We stopped using the milk cans in 2004 when I moved off the farm.
It’s remarkable that my little milk can has had 50 years of continuous use and we never thought anything of it. It’s just what we have always done.
There will be a few other farming families with similar stories, but this should be everybody’s story.
Our packaging should be an inter-generational item. Packaging is not subject to fashion trends which come and go. Packaging serves a functional purpose.
We were lucky that we could use the can, simply because from 1953 to 2004, my family has always milked cows and we had somewhere to fill the cans.
The tragedy of today’s world, is there are very few places for consumers to fill up a container with milk or any other food.
There are so many people who would love to use their own reusable packaging but simply don’t have a convenient option.
Convenient is the important word here. Our modern world is all about convenience and single-use packaging is so convenient.
It’s also very convenient for food companies to use single-use packaging. It’s sterile, cheap and companies can avoid responsibility by simply saying “it’s fully recyclable”.
But the very inconvenient fact is that while all this packaging is technically recyclable, in reality very little is recycled at all.
According to the Ellen MacArthur Foundation only 8 per cent of global plastic is recycled into lower grade uses, and just 2 per cent is actually closed-loop recycling.

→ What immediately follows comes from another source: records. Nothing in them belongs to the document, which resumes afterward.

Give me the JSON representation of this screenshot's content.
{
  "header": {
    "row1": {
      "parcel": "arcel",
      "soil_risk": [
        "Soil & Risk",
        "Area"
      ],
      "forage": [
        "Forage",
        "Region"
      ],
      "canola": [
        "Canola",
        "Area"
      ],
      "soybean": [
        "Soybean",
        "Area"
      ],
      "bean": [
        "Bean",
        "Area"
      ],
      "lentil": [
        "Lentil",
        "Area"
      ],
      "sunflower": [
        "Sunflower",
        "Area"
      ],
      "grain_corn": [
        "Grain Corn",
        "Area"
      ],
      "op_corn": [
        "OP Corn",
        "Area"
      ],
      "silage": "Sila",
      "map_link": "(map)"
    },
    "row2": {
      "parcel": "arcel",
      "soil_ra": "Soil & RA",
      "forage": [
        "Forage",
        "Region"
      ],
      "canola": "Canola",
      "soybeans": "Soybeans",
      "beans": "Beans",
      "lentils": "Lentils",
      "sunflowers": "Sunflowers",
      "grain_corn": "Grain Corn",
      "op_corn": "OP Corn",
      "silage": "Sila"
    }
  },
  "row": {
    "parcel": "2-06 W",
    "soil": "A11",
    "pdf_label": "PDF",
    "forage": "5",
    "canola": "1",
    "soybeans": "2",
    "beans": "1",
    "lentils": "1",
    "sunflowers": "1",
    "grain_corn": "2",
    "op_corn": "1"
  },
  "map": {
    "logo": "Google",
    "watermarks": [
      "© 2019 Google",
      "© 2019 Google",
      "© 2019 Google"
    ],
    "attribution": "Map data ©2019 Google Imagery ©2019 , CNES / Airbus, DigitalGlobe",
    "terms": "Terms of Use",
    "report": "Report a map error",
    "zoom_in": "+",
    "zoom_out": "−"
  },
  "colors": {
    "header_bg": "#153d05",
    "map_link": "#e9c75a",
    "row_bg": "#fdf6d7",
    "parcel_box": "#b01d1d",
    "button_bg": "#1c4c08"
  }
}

A massive 40 per cent goes to landfill, 32 per cent goes into the ocean or the environment, 14 per cent is incinerated and 4 per cent is lost in the recycling process.
The economics of the recycling system for glass and plastic just doesn’t appear to stack up.
The average New Zealander drinks 90 litres of milk per year. If we assume they buy their milk in 2-litre bottles, that equates to approximately 591,000 milk bottles per day or 410 bottles per minute.
If the global figures above apply to New Zealand, then its a very grim situation indeed.
But we can only worry about what we can control. Those at home can control how they purchase their food.
For me, I’m in the milk production business. I can control how we produce and sell our milk.
In March, The Happy Cow Milk Co will start the field testing stage of our low-cost milk dispenser. Our hope is that everybody will have a convenient place to fill up their own milk can.
My little can has got a few dints in it where it’s been dropped and dinged, over the many years but it’s still going strong.
After a 15 year break, my 1-quart milk can will soon recommence milk carrying duties for my family.
I expect our family will use my milk can for another 20 years – the question is, which grandchild do I give it to?
Glen Herud is the founder of Happy Cow Milk Co.